--- Instructions for the task ---
Among the entries below, how many lines include "will"? Answer with the number only.

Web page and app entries
- - - -

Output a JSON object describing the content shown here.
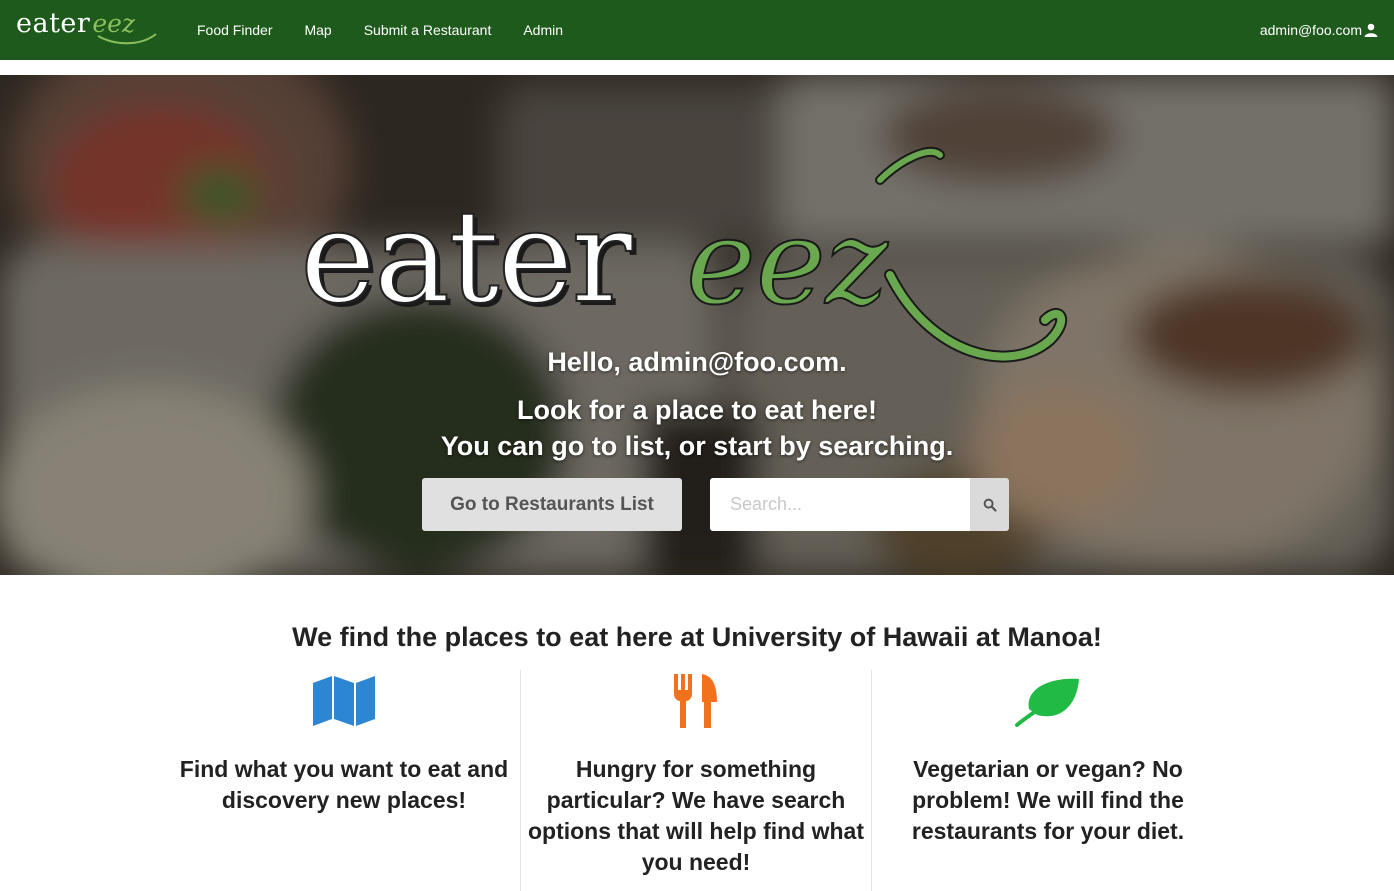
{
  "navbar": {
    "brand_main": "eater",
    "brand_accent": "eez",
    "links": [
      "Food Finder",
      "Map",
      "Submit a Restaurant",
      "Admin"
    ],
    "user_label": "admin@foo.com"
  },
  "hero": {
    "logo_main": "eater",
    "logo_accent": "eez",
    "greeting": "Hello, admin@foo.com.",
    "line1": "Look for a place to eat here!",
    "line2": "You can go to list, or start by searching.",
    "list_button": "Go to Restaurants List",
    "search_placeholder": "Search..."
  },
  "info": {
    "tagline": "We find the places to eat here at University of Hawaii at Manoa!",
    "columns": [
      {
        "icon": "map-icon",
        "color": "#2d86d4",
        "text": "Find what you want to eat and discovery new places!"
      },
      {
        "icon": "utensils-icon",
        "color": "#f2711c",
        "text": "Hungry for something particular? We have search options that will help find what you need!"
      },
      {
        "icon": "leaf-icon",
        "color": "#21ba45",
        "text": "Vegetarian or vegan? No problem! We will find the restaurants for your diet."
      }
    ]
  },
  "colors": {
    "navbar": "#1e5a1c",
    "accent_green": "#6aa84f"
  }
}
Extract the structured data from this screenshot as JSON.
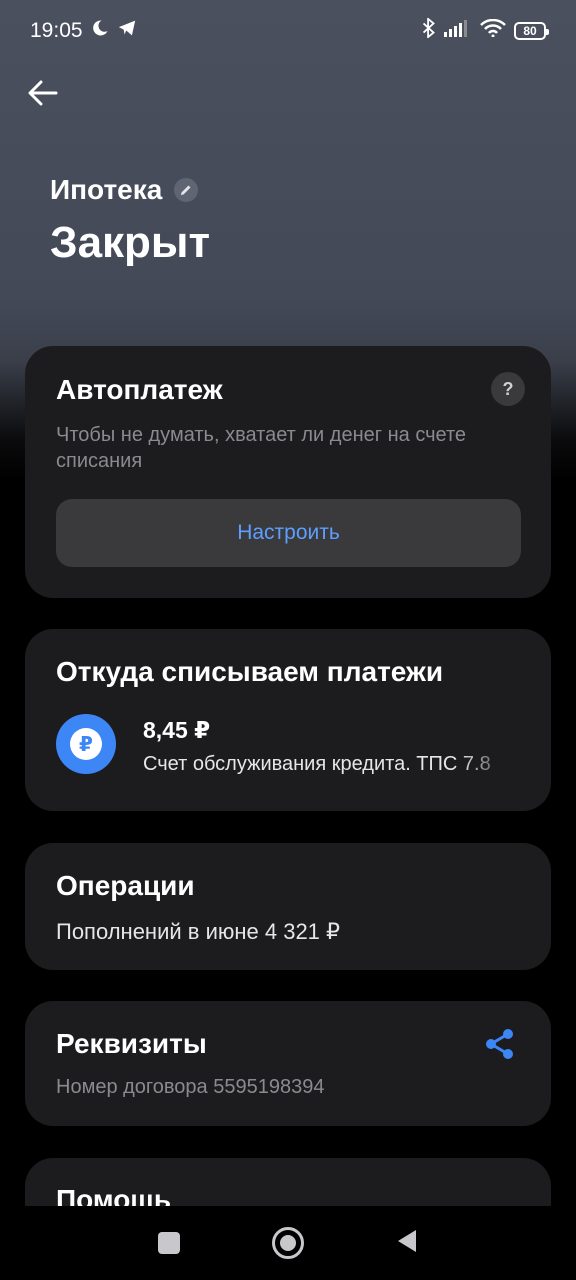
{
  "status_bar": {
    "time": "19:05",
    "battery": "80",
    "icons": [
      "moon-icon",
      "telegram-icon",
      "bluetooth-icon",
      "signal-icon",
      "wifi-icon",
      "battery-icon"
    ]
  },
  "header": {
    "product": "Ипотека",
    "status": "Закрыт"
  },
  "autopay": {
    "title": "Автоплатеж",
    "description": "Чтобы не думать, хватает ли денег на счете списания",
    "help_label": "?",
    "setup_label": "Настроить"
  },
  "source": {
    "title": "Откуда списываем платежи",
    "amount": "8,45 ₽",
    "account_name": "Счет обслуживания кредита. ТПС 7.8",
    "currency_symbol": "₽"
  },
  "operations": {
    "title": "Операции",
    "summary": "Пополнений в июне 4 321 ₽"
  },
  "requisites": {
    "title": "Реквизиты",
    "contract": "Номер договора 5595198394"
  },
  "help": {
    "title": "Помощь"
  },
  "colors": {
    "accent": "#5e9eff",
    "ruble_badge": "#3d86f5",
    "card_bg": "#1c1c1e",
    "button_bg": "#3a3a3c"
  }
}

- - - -

--- Your response ---
2